Aim of the exercise: Should a line below contain the word "name", report it.

Available data:
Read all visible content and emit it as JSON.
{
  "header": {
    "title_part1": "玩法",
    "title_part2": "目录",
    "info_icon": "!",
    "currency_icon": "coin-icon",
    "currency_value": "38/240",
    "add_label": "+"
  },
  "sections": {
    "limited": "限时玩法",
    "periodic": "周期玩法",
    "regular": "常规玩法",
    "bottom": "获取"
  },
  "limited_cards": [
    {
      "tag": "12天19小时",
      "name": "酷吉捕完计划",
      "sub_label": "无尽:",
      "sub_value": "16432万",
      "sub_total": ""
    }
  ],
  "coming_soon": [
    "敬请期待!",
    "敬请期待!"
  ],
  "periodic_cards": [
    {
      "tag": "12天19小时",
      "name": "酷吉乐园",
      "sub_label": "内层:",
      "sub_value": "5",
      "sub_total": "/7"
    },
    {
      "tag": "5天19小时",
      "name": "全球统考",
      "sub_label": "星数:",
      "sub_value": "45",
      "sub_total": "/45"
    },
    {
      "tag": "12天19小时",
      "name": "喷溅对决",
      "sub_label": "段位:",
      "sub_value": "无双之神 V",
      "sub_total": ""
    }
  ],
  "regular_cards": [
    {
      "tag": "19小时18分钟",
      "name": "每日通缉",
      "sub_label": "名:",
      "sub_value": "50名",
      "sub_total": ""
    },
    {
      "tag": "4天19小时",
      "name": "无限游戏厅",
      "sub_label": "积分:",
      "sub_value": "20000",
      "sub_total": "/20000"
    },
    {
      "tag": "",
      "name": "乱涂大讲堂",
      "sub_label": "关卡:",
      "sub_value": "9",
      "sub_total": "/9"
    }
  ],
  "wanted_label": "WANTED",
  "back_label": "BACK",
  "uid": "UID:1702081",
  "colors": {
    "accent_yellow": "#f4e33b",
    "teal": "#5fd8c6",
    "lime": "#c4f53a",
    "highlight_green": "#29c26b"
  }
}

Written solution:
      "name": "酷吉捕完计划",
      "name": "酷吉乐园",
      "name": "全球统考",
      "name": "喷溅对决",
      "name": "每日通缉",
      "name": "无限游戏厅",
      "name": "乱涂大讲堂",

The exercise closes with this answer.